WORK TO BE COMPLETED: Filter the records below down to lines containing "Save".

━━ TASK INPUTS

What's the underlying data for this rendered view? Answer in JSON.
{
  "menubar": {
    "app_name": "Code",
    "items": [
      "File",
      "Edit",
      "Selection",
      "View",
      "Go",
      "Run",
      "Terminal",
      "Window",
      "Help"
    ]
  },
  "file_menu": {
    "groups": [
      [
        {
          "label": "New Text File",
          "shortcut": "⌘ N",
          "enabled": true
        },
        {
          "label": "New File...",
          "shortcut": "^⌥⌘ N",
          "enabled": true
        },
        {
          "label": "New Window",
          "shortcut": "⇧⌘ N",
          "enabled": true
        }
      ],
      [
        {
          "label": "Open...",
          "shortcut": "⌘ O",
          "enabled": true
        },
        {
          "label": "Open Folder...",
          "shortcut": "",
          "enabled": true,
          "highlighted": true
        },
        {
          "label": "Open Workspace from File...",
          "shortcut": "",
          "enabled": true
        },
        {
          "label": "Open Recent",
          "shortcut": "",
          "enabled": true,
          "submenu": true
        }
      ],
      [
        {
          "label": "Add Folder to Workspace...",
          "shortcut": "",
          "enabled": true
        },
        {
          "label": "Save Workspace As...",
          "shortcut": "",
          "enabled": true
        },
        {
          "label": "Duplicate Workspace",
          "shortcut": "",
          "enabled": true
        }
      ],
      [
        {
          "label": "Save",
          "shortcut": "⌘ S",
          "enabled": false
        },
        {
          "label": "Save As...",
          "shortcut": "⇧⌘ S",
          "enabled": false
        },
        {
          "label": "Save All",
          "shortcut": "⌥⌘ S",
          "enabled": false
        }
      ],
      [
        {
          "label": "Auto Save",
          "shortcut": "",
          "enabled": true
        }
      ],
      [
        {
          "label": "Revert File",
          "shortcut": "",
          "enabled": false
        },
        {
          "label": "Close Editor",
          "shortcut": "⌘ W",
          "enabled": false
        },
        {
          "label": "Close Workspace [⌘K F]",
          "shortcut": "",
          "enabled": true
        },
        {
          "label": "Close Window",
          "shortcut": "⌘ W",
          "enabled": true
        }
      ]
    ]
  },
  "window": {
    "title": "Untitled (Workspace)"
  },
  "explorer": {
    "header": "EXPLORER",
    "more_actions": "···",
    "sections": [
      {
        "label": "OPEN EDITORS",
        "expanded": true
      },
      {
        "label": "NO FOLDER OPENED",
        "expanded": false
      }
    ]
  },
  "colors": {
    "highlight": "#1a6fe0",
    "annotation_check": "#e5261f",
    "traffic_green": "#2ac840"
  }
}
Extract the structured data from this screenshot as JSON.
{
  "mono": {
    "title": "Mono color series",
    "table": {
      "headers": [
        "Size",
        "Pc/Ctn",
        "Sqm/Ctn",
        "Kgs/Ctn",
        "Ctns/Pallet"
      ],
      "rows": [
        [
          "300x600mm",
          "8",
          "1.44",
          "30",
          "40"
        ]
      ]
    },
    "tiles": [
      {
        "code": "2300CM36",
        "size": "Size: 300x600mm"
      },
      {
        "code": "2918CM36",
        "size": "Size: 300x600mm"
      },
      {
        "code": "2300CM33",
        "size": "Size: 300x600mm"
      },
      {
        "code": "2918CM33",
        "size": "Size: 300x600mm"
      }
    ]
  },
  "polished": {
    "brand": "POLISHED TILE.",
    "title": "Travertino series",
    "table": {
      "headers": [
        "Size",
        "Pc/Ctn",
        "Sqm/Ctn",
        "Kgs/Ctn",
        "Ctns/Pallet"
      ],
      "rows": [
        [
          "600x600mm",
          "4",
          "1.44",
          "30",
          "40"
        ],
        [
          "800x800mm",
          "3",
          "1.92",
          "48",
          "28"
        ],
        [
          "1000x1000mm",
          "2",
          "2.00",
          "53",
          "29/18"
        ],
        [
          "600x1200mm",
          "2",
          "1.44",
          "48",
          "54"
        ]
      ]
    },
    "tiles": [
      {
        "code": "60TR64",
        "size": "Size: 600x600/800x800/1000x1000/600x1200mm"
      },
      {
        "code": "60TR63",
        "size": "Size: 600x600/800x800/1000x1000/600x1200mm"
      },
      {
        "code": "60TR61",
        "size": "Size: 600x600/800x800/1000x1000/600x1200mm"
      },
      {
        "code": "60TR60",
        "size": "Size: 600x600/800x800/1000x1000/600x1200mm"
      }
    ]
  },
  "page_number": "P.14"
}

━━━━

EXERCISE SOLUTION:
          "label": "Save Workspace As...",
          "label": "Save",
          "label": "Save As...",
          "label": "Save All",
          "label": "Auto Save",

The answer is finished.